STLR Link Roundup – February 6, 2013

Apple v. Samsung The intellectual property battle between Apple and Samsung continues. On January 29, the US federal court has refused Apple’s request to increase the $1 billion in damages. The court ruled that Samsung did not “willfully” violate Apple’s patents and refused to triple the damages that were owed by Samsung. Furthermore, the court has refused to impose a sales ban on Samsung Galaxy Nexus, which had been banned in June of 2012 and Continue Reading →

STLR Link Roundup – October 22, 2012

3D Printing, Homemade Guns, and a Race for Control 3D printing is all the rage these days – as our own Darren Haber mused, the technology democratizes production while bringing up some interesting questions on the intellectual property front. Printers that used to cost hundreds of thousands of dollars now cost as little as $2,200 shipped. Benign 3D artists are attracting a following by creating open-source puzzles and guitars, while more aggressive thinkers are turning Continue Reading →

STLR Link Roundup – February 3, 2012

In Washington, the House and the Senate backed competing spectrum incentive auction bills, which would encourage current licensees to sell their under-utilized frequencies at auction to wireless carriers.  Lawmakers in both chambers want to package it with the payroll tax extension, which is expected to pass before the end of February.  Former FCC Chairman Reed Hundt called the House legislation “the single worst telecom bill” he’d ever seen and Sen. John Kerry (D-Mass) called on Continue Reading →

STLR Link Roundup – September 26, 2011

The FCC has filed its finalized net neutrality rules, set to take effect on November 20. The rules will almost certainly face legal challenges from Verizon and MetroPCS over the extent of the FCC’s jurisdiction. David Ignatius writes on legal uncertainty and difficult questions facing the future “rules of war” for drone strikes. The debate has gotten fresh attention over last week’s report that the Obama administration’s legal team is split on the extent of Continue Reading →

STLR Link Roundup – September 6, 2011

The latest links from STLR: Last week, the Justice Department filed suit in DC District court to block AT&T’s $39 billion acquisition of T-Mobile, arguing that the merger violates antitrust laws. Sprint has since filed its own lawsuit in DC District court to block the proposed deal. The Senate debates the America Invents Act on Patent Reform (H.R.1249). These proposed reforms to the patent system are expected to be passed and signed by President Obama Continue Reading →

STLR Link Roundup – August 2, 2010

The latest links from STLR: The Copyright Office released its latest group of exceptions to the Digital Millenium Copyright Act’s anti-circumvention provision. Wired and cnet news report on the exception for jailbreaking mobile phones.

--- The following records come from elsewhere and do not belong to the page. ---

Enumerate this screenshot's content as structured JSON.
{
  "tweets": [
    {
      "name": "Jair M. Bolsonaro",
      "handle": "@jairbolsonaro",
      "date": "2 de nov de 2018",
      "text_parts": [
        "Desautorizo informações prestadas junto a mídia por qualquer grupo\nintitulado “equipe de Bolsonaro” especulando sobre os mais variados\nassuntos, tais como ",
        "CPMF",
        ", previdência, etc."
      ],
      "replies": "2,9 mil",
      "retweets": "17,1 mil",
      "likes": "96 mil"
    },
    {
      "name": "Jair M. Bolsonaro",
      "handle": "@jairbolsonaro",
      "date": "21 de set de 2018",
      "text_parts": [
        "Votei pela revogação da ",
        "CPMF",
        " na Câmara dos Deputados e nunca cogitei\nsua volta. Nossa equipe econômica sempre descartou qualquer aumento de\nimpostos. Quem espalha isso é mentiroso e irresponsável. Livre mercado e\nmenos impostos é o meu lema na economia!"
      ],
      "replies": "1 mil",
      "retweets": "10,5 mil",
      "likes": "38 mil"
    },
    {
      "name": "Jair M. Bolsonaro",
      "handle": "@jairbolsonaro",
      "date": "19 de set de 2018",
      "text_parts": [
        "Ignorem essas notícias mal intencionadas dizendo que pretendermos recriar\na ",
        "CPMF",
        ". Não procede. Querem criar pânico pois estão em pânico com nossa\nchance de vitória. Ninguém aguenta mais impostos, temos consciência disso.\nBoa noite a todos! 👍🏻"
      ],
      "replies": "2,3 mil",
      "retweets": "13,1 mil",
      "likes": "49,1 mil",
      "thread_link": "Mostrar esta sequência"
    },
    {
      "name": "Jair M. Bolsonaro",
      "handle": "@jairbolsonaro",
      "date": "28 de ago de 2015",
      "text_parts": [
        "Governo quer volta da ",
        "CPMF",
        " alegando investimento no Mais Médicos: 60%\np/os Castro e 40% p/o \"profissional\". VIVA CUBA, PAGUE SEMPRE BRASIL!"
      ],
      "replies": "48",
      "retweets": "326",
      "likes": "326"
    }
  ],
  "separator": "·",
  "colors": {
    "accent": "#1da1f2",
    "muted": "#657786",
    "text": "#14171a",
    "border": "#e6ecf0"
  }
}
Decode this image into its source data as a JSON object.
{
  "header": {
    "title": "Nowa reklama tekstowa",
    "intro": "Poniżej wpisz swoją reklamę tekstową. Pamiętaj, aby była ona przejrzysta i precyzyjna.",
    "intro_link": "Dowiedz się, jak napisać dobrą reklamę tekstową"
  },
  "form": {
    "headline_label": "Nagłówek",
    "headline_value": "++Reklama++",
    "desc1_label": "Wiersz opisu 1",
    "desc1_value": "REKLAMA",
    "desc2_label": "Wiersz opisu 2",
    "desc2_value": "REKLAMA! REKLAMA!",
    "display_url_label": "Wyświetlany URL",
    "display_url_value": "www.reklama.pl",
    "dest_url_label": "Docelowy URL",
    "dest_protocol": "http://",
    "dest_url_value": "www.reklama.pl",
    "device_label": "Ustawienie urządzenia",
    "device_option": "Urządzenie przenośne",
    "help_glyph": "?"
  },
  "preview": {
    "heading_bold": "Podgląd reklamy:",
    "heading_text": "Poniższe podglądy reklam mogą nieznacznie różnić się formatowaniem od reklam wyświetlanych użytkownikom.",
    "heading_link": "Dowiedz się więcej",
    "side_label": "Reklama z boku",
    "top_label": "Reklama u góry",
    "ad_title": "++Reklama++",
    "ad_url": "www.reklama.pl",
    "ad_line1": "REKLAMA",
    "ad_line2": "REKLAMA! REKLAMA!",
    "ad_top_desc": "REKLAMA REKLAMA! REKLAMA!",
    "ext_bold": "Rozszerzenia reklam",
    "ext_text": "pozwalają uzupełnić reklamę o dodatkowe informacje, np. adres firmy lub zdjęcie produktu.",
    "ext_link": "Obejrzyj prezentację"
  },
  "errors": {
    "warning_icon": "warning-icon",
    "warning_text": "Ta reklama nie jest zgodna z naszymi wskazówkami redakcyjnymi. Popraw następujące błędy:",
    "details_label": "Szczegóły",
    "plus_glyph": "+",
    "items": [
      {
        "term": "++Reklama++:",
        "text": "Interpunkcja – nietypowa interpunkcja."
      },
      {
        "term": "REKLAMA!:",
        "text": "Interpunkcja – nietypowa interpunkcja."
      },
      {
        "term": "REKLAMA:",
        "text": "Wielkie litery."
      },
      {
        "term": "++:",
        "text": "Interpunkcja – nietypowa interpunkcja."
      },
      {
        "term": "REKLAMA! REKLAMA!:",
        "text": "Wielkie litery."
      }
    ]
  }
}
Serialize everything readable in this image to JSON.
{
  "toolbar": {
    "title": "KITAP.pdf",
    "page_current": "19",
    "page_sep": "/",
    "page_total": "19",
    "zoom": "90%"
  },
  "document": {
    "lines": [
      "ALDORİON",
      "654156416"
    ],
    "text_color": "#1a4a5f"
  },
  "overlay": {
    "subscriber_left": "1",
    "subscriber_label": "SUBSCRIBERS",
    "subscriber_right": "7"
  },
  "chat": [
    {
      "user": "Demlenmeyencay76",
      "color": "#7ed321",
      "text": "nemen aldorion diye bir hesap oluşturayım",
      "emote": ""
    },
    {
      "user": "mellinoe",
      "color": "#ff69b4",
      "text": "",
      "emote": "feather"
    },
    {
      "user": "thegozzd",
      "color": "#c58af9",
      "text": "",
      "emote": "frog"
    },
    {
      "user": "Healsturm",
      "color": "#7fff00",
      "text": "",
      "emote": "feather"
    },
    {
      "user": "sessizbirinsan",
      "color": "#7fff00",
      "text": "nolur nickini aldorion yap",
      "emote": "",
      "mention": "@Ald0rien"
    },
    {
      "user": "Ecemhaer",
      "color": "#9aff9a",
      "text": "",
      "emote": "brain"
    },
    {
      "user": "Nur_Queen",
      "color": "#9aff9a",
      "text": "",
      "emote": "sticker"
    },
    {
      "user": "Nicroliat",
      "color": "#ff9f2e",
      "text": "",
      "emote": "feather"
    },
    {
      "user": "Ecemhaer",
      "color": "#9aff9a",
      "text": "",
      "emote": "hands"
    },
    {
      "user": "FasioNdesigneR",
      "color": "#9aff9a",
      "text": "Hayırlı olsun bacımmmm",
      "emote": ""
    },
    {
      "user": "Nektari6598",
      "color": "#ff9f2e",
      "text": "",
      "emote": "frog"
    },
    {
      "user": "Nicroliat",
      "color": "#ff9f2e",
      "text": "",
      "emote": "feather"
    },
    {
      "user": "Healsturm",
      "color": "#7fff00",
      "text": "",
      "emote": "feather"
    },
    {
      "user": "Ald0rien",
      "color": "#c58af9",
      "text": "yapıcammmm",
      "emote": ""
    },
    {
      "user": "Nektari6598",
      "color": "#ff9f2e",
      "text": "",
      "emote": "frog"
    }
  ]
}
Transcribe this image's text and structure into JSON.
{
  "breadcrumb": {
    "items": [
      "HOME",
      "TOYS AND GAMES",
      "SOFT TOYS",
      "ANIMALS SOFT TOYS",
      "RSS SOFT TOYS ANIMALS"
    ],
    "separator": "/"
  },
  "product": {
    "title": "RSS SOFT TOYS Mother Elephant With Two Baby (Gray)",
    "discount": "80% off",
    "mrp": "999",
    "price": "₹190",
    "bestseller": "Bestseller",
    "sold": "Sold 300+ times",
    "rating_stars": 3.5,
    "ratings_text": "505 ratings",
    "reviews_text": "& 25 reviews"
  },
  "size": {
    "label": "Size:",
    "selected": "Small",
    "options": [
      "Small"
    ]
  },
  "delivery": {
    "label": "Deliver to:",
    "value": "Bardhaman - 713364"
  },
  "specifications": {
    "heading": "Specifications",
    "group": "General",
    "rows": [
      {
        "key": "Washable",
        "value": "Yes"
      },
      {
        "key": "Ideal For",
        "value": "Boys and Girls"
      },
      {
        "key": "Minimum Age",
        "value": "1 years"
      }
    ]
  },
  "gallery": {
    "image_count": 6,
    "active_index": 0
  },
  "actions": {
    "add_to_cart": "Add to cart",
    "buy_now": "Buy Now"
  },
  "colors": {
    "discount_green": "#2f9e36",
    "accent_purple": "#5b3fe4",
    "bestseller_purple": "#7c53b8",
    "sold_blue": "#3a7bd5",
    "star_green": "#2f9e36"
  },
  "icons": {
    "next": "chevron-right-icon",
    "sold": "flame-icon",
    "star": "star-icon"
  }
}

Also in DMCA news, Ars Technica discusses the Fifth Circuit decision that bypassing technological protections to access software for a fair use does not violate the DMCA anti-circumvention provision. The Supreme Court ruled on patentable subject matter in Bilski v. Kappos. Cnet, The Continue Reading →